_Input for this task_
────────────────
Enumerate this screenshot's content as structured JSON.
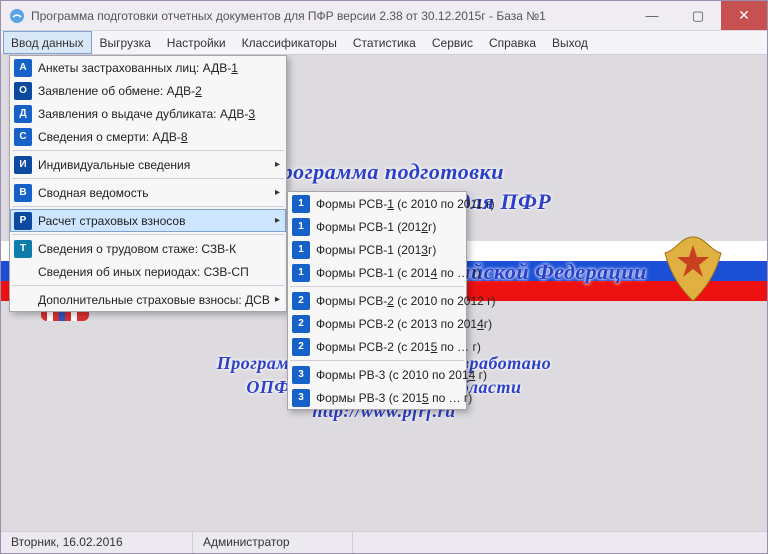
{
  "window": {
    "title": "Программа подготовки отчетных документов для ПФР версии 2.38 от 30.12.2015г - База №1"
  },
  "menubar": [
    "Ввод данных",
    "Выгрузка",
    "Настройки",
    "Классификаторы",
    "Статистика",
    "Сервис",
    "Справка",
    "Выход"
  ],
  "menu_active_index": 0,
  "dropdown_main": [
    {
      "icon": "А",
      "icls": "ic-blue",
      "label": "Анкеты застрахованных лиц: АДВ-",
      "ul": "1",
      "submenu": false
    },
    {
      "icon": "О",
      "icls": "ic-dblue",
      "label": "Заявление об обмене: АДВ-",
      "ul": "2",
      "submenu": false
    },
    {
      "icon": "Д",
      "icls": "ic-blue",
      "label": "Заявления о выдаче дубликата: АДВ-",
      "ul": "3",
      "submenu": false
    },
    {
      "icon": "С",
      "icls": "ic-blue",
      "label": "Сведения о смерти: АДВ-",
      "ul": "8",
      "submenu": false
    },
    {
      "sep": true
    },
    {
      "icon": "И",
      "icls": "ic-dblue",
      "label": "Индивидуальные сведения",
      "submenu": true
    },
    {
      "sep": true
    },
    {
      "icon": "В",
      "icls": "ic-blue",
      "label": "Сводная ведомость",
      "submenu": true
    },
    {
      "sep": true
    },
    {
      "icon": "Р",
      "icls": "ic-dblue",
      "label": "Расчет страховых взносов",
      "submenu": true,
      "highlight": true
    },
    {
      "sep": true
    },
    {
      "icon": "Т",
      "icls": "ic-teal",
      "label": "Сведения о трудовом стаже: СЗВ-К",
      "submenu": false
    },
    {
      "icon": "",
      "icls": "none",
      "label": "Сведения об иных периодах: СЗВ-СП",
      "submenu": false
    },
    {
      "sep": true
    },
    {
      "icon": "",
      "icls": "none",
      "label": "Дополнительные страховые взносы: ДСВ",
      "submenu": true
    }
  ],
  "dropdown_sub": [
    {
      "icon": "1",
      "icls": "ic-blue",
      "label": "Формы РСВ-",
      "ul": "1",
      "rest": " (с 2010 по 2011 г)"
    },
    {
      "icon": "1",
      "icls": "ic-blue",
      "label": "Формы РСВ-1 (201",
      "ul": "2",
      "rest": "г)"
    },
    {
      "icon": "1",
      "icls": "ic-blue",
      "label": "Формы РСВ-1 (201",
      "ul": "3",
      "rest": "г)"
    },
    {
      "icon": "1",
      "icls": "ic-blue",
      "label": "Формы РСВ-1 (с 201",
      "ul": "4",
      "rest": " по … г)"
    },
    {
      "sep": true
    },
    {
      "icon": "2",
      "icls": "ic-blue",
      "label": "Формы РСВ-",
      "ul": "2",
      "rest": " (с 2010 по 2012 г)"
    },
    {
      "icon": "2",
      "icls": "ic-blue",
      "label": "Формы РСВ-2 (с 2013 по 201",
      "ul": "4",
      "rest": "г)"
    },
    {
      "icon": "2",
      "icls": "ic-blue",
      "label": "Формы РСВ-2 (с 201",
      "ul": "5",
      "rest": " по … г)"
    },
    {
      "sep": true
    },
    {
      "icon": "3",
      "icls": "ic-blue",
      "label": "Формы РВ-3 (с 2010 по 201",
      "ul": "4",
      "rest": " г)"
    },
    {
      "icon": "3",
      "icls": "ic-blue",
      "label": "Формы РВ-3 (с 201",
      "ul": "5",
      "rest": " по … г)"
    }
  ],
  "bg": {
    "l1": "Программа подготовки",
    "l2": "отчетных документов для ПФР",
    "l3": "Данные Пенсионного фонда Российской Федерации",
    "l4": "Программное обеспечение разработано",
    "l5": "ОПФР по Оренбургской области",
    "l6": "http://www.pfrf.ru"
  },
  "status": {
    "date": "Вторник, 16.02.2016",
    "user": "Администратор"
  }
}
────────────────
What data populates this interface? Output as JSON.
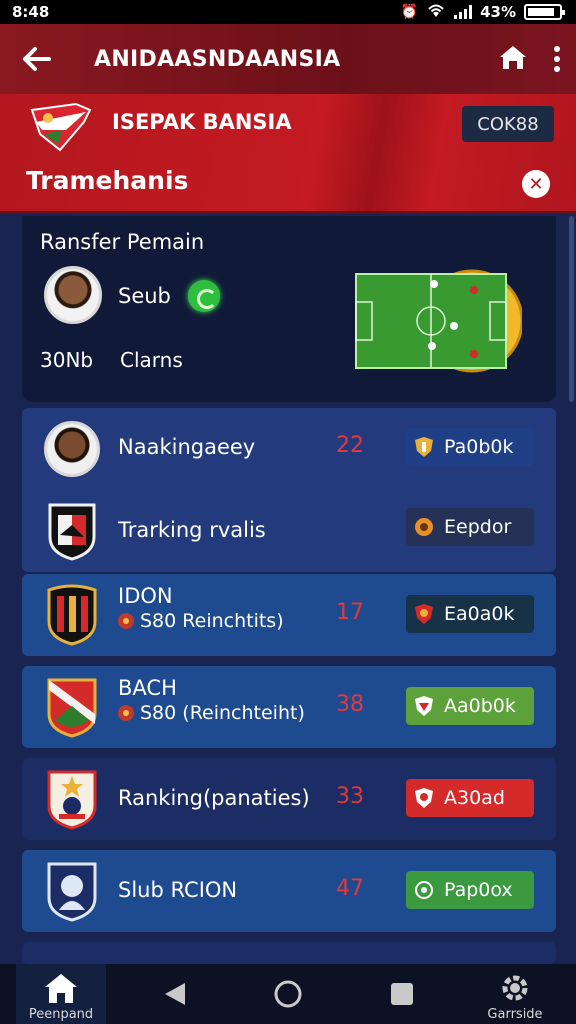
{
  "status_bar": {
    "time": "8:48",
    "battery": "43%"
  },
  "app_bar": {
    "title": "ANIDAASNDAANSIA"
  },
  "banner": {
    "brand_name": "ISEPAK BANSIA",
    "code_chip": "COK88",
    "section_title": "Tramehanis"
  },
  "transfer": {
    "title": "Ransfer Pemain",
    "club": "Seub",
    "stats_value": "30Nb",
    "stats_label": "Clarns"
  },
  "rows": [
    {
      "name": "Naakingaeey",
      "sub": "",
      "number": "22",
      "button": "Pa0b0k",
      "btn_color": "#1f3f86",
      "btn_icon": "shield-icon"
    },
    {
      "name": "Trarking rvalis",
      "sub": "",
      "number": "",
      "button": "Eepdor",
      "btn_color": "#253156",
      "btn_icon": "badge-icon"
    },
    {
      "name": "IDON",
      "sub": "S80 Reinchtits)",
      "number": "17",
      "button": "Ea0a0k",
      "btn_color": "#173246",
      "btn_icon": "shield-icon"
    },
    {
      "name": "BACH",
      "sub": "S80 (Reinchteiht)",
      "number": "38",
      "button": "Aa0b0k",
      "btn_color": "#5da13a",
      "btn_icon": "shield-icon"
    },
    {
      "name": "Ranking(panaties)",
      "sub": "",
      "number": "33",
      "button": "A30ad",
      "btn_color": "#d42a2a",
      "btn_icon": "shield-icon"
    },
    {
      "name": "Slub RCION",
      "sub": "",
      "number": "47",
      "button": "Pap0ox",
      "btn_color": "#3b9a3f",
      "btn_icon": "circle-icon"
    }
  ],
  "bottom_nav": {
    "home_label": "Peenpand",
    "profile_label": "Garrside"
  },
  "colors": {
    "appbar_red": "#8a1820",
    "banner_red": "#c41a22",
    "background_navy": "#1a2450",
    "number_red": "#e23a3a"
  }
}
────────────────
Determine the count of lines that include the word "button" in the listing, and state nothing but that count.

_Your response_
6